The recipe for creating a Facebook "like" is complex. It's a sprinkling of "I already like your brand and want my friends to know it," and a dash of "I hope I get a free coupon." There is a little bit of "keep in touch," and another half cup of "just curious." Whatever the reasons why consumers click that "like" button, there is value in building a connection between your brand and as many potential customers as possible.

But the quest for likes has its pitfalls. For one, it's a mistake to measure the success of a branded page by its number of likes alone. Engagement, though more difficult to measure, is a much better indicator of success. What good is it to have a high number of likes if your likers are skipping your messages? Are ignoring you? Maybe even hiding you?

You probably have noticed that Facebook allows you to be friends with someone but also hide their messages from your feed.
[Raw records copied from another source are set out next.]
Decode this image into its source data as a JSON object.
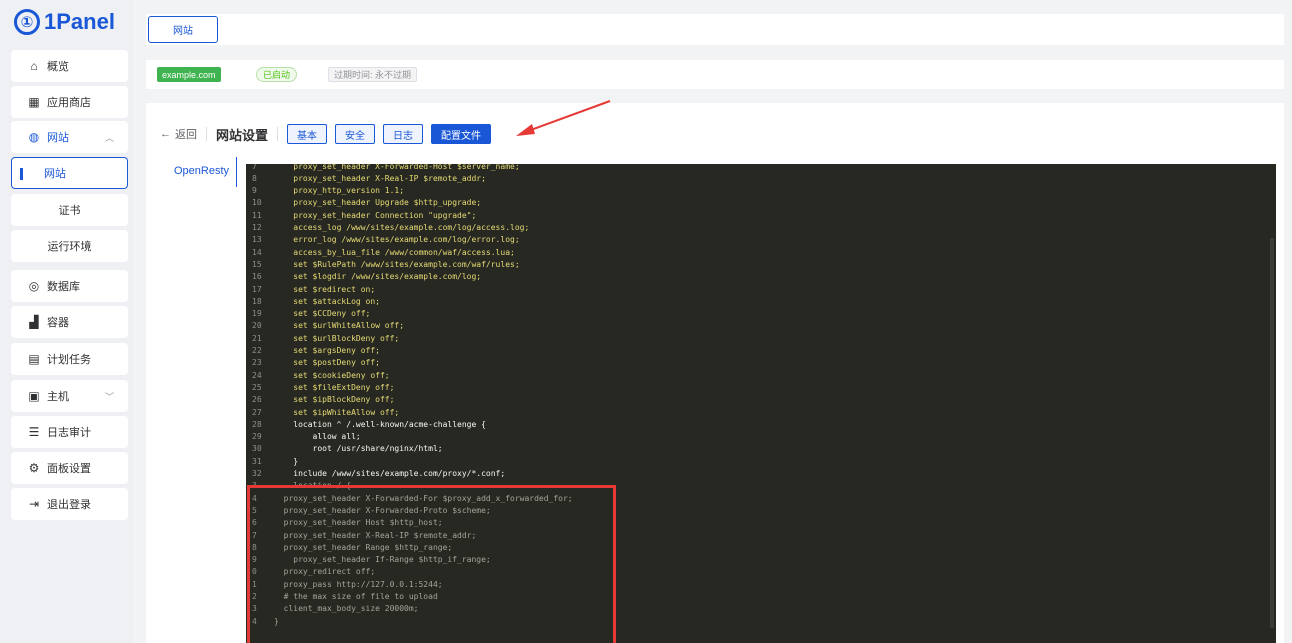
{
  "app": {
    "logo_symbol": "①",
    "logo_text": "1Panel"
  },
  "sidebar": {
    "items": [
      {
        "label": "概览",
        "icon": "home-icon",
        "glyph": "⌂"
      },
      {
        "label": "应用商店",
        "icon": "grid-icon",
        "glyph": "▦"
      },
      {
        "label": "网站",
        "icon": "globe-icon",
        "glyph": "◍",
        "chevron": "︿"
      },
      {
        "label": "网站"
      },
      {
        "label": "证书"
      },
      {
        "label": "运行环境"
      },
      {
        "label": "数据库",
        "icon": "database-icon",
        "glyph": "◎"
      },
      {
        "label": "容器",
        "icon": "docker-icon",
        "glyph": "▟"
      },
      {
        "label": "计划任务",
        "icon": "calendar-icon",
        "glyph": "▤"
      },
      {
        "label": "主机",
        "icon": "host-icon",
        "glyph": "▣",
        "chevron": "﹀"
      },
      {
        "label": "日志审计",
        "icon": "log-icon",
        "glyph": "☰"
      },
      {
        "label": "面板设置",
        "icon": "settings-icon",
        "glyph": "⚙"
      },
      {
        "label": "退出登录",
        "icon": "logout-icon",
        "glyph": "⇥"
      }
    ]
  },
  "tabs": [
    {
      "label": "网站"
    }
  ],
  "site": {
    "domain": "example.com",
    "status": "已启动",
    "expire": "过期时间: 永不过期"
  },
  "toolbar": {
    "back_label": "返回",
    "back_glyph": "←",
    "title": "网站设置",
    "buttons": [
      "基本",
      "安全",
      "日志",
      "配置文件"
    ]
  },
  "side_tab": "OpenResty",
  "editor": {
    "lines": [
      {
        "n": "7",
        "t": "    proxy_set_header X-Forwarded-Host $server_name;",
        "c": ""
      },
      {
        "n": "8",
        "t": "    proxy_set_header X-Real-IP $remote_addr;",
        "c": ""
      },
      {
        "n": "9",
        "t": "    proxy_http_version 1.1;",
        "c": ""
      },
      {
        "n": "10",
        "t": "    proxy_set_header Upgrade $http_upgrade;",
        "c": ""
      },
      {
        "n": "11",
        "t": "    proxy_set_header Connection \"upgrade\";",
        "c": ""
      },
      {
        "n": "12",
        "t": "    access_log /www/sites/example.com/log/access.log;",
        "c": ""
      },
      {
        "n": "13",
        "t": "    error_log /www/sites/example.com/log/error.log;",
        "c": ""
      },
      {
        "n": "14",
        "t": "    access_by_lua_file /www/common/waf/access.lua;",
        "c": ""
      },
      {
        "n": "15",
        "t": "    set $RulePath /www/sites/example.com/waf/rules;",
        "c": ""
      },
      {
        "n": "16",
        "t": "    set $logdir /www/sites/example.com/log;",
        "c": ""
      },
      {
        "n": "17",
        "t": "    set $redirect on;",
        "c": ""
      },
      {
        "n": "18",
        "t": "    set $attackLog on;",
        "c": ""
      },
      {
        "n": "19",
        "t": "    set $CCDeny off;",
        "c": ""
      },
      {
        "n": "20",
        "t": "    set $urlWhiteAllow off;",
        "c": ""
      },
      {
        "n": "21",
        "t": "    set $urlBlockDeny off;",
        "c": ""
      },
      {
        "n": "22",
        "t": "    set $argsDeny off;",
        "c": ""
      },
      {
        "n": "23",
        "t": "    set $postDeny off;",
        "c": ""
      },
      {
        "n": "24",
        "t": "    set $cookieDeny off;",
        "c": ""
      },
      {
        "n": "25",
        "t": "    set $fileExtDeny off;",
        "c": ""
      },
      {
        "n": "26",
        "t": "    set $ipBlockDeny off;",
        "c": ""
      },
      {
        "n": "27",
        "t": "    set $ipWhiteAllow off;",
        "c": ""
      },
      {
        "n": "28",
        "t": "    location ^ /.well-known/acme-challenge {",
        "c": "k"
      },
      {
        "n": "29",
        "t": "        allow all;",
        "c": "k"
      },
      {
        "n": "30",
        "t": "        root /usr/share/nginx/html;",
        "c": "k"
      },
      {
        "n": "31",
        "t": "    }",
        "c": "k"
      },
      {
        "n": "32",
        "t": "    include /www/sites/example.com/proxy/*.conf;",
        "c": "k"
      },
      {
        "n": "3",
        "t": "    location / {",
        "c": "dim"
      },
      {
        "n": "4",
        "t": "  proxy_set_header X-Forwarded-For $proxy_add_x_forwarded_for;",
        "c": "dim"
      },
      {
        "n": "5",
        "t": "  proxy_set_header X-Forwarded-Proto $scheme;",
        "c": "dim"
      },
      {
        "n": "6",
        "t": "  proxy_set_header Host $http_host;",
        "c": "dim"
      },
      {
        "n": "7",
        "t": "  proxy_set_header X-Real-IP $remote_addr;",
        "c": "dim"
      },
      {
        "n": "8",
        "t": "  proxy_set_header Range $http_range;",
        "c": "dim"
      },
      {
        "n": "9",
        "t": "    proxy_set_header If-Range $http_if_range;",
        "c": "dim"
      },
      {
        "n": "0",
        "t": "  proxy_redirect off;",
        "c": "dim"
      },
      {
        "n": "1",
        "t": "  proxy_pass http://127.0.0.1:5244;",
        "c": "dim"
      },
      {
        "n": "2",
        "t": "  # the max size of file to upload",
        "c": "dim"
      },
      {
        "n": "3",
        "t": "  client_max_body_size 20000m;",
        "c": "dim"
      },
      {
        "n": "4",
        "t": "}",
        "c": "dim"
      }
    ]
  },
  "colors": {
    "accent": "#1a57d6",
    "editor_bg": "#272822",
    "highlight": "#e53935"
  }
}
And on the flipside, page administrators can also find out which likers of a branded page are hiding that page. Here's how to do it:
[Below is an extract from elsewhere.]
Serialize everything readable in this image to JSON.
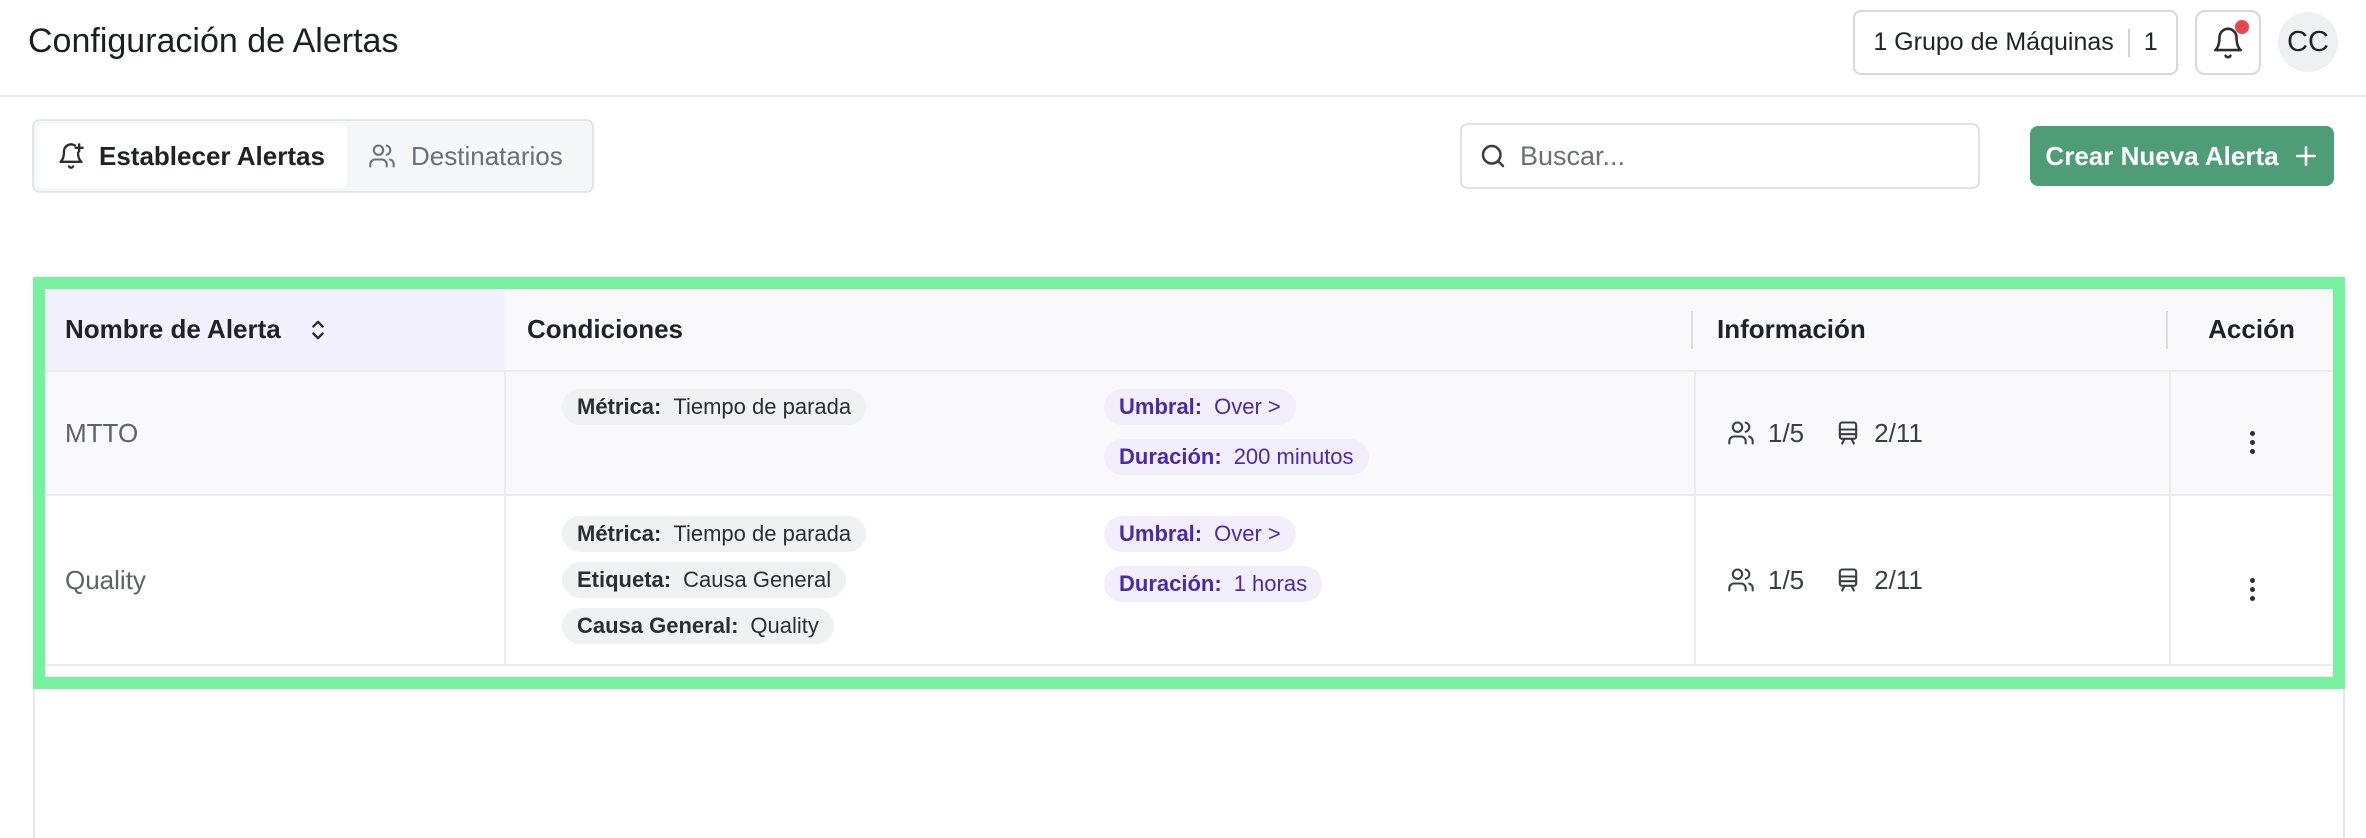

  1. Go to your Insights page (You must be listed as an admin to do so)
  2. At the very top of the page, click on "Old Insights Dashboard"
  3. Scroll to bottom graph "All People Who Like [page name]"
  4. Tick the box for both "Total Likes" and "Hidden from News Feed" 

hidenseek.jpgThe difference between that blue line on the graph and the orange one should give you a grasp of the percentage of your purported fans who are hiding you.

One rule of thumb is that the number of likers who hide your page should remain below 10 percent. Higher than that and you should ask yourself whether you might be holding your likers as prisoners. There might be a compelling reason why they stay liking you, such as a regularly distributed coupon or voucher, but object to receiving your messages.

If you find that the number of your likers who hide you is creeping northward, it might be time to consider your messaging strategy. Are you posting messages to your wall that others might consider boring - or worse - annoying? Is every one of your messages a sales pitch, or do you attempt to incorporate useful information or humor into your stream? Are you creating a two-way conversation, or merely broadcasting your message? Missing the mark on any of these questions could make you more of a pest than a pleasure and could force your highly-valued community of likers ... into hiding.


About this Archive

This page is an archive of entries from March 2011 listed from newest to oldest.

August 2010 is the previous archive.

April 2011 is the next archive.

Find recent content on the main index or look in the archives to find all content.



About this Archive

This page is an archive of entries from March 2011 listed from newest to oldest.

August 2010 is the previous archive.

April 2011 is the next archive.

Find recent content on the main index or look in the archives to find all content.